Provided entries -
_ _ _
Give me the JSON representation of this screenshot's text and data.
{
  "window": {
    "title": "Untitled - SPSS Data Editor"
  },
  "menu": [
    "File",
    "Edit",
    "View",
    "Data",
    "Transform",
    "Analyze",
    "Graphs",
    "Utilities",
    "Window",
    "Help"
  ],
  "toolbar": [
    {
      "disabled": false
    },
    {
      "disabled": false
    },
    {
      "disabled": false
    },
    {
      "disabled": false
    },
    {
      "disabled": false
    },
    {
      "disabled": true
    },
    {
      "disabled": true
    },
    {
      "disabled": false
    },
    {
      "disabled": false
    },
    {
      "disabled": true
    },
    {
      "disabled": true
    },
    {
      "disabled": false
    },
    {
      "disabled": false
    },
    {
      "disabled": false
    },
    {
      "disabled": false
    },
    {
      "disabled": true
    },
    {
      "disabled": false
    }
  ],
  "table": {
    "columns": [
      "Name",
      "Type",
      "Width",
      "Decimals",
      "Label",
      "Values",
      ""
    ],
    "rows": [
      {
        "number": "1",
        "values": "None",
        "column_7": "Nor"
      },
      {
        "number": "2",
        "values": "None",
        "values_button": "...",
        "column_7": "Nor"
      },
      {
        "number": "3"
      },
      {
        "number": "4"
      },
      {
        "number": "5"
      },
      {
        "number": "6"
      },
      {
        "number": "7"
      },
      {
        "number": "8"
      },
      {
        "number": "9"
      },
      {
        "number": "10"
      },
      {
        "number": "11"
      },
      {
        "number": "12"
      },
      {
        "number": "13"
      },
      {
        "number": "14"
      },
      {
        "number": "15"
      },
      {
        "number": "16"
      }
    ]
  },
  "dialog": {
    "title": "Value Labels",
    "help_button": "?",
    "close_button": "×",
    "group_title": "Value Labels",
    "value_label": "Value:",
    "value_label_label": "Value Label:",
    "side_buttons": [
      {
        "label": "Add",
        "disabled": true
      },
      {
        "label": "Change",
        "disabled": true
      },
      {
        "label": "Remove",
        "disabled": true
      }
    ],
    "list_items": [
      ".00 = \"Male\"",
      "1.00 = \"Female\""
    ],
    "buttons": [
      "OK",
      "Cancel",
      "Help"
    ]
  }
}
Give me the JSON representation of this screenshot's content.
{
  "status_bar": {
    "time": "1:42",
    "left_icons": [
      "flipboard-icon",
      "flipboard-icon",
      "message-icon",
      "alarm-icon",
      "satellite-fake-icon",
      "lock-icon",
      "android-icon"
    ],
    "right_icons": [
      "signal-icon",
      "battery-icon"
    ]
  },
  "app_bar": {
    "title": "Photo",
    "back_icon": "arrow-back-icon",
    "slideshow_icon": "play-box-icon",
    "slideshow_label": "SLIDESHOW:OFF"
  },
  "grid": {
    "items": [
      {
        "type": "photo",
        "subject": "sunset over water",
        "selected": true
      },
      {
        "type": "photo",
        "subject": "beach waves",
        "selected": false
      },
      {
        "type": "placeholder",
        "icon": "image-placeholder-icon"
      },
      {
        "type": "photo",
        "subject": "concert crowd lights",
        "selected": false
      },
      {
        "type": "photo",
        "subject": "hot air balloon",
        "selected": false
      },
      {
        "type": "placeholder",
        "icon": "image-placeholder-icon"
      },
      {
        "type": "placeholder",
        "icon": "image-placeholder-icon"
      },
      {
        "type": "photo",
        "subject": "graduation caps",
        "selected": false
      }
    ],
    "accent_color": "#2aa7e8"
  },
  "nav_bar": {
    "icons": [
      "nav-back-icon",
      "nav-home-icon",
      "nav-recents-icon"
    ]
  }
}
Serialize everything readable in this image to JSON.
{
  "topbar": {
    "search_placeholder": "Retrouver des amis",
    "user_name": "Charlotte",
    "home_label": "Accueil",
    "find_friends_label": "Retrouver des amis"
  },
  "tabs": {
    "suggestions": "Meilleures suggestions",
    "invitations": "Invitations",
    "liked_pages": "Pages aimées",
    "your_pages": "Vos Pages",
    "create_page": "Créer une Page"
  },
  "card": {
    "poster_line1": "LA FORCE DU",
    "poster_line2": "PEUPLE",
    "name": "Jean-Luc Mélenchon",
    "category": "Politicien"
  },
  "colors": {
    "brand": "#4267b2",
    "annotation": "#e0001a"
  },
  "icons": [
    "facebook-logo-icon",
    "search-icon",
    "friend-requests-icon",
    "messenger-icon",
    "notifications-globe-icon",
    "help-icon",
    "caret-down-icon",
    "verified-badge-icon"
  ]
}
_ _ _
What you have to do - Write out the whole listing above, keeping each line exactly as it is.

Solution to this task -
Give me the JSON representation of this screenshot's text and data.
{
  "window": {
    "title": "Untitled - SPSS Data Editor"
  },
  "menu": [
    "File",
    "Edit",
    "View",
    "Data",
    "Transform",
    "Analyze",
    "Graphs",
    "Utilities",
    "Window",
    "Help"
  ],
  "toolbar": [
    {
      "disabled": false
    },
    {
      "disabled": false
    },
    {
      "disabled": false
    },
    {
      "disabled": false
    },
    {
      "disabled": false
    },
    {
      "disabled": true
    },
    {
      "disabled": true
    },
    {
      "disabled": false
    },
    {
      "disabled": false
    },
    {
      "disabled": true
    },
    {
      "disabled": true
    },
    {
      "disabled": false
    },
    {
      "disabled": false
    },
    {
      "disabled": false
    },
    {
      "disabled": false
    },
    {
      "disabled": true
    },
    {
      "disabled": false
    }
  ],
  "table": {
    "columns": [
      "Name",
      "Type",
      "Width",
      "Decimals",
      "Label",
      "Values",
      ""
    ],
    "rows": [
      {
        "number": "1",
        "values": "None",
        "column_7": "Nor"
      },
      {
        "number": "2",
        "values": "None",
        "values_button": "...",
        "column_7": "Nor"
      },
      {
        "number": "3"
      },
      {
        "number": "4"
      },
      {
        "number": "5"
      },
      {
        "number": "6"
      },
      {
        "number": "7"
      },
      {
        "number": "8"
      },
      {
        "number": "9"
      },
      {
        "number": "10"
      },
      {
        "number": "11"
      },
      {
        "number": "12"
      },
      {
        "number": "13"
      },
      {
        "number": "14"
      },
      {
        "number": "15"
      },
      {
        "number": "16"
      }
    ]
  },
  "dialog": {
    "title": "Value Labels",
    "help_button": "?",
    "close_button": "×",
    "group_title": "Value Labels",
    "value_label": "Value:",
    "value_label_label": "Value Label:",
    "side_buttons": [
      {
        "label": "Add",
        "disabled": true
      },
      {
        "label": "Change",
        "disabled": true
      },
      {
        "label": "Remove",
        "disabled": true
      }
    ],
    "list_items": [
      ".00 = \"Male\"",
      "1.00 = \"Female\""
    ],
    "buttons": [
      "OK",
      "Cancel",
      "Help"
    ]
  }
}
Give me the JSON representation of this screenshot's content.
{
  "status_bar": {
    "time": "1:42",
    "left_icons": [
      "flipboard-icon",
      "flipboard-icon",
      "message-icon",
      "alarm-icon",
      "satellite-fake-icon",
      "lock-icon",
      "android-icon"
    ],
    "right_icons": [
      "signal-icon",
      "battery-icon"
    ]
  },
  "app_bar": {
    "title": "Photo",
    "back_icon": "arrow-back-icon",
    "slideshow_icon": "play-box-icon",
    "slideshow_label": "SLIDESHOW:OFF"
  },
  "grid": {
    "items": [
      {
        "type": "photo",
        "subject": "sunset over water",
        "selected": true
      },
      {
        "type": "photo",
        "subject": "beach waves",
        "selected": false
      },
      {
        "type": "placeholder",
        "icon": "image-placeholder-icon"
      },
      {
        "type": "photo",
        "subject": "concert crowd lights",
        "selected": false
      },
      {
        "type": "photo",
        "subject": "hot air balloon",
        "selected": false
      },
      {
        "type": "placeholder",
        "icon": "image-placeholder-icon"
      },
      {
        "type": "placeholder",
        "icon": "image-placeholder-icon"
      },
      {
        "type": "photo",
        "subject": "graduation caps",
        "selected": false
      }
    ],
    "accent_color": "#2aa7e8"
  },
  "nav_bar": {
    "icons": [
      "nav-back-icon",
      "nav-home-icon",
      "nav-recents-icon"
    ]
  }
}
Serialize everything readable in this image to JSON.
{
  "topbar": {
    "search_placeholder": "Retrouver des amis",
    "user_name": "Charlotte",
    "home_label": "Accueil",
    "find_friends_label": "Retrouver des amis"
  },
  "tabs": {
    "suggestions": "Meilleures suggestions",
    "invitations": "Invitations",
    "liked_pages": "Pages aimées",
    "your_pages": "Vos Pages",
    "create_page": "Créer une Page"
  },
  "card": {
    "poster_line1": "LA FORCE DU",
    "poster_line2": "PEUPLE",
    "name": "Jean-Luc Mélenchon",
    "category": "Politicien"
  },
  "colors": {
    "brand": "#4267b2",
    "annotation": "#e0001a"
  },
  "icons": [
    "facebook-logo-icon",
    "search-icon",
    "friend-requests-icon",
    "messenger-icon",
    "notifications-globe-icon",
    "help-icon",
    "caret-down-icon",
    "verified-badge-icon"
  ]
}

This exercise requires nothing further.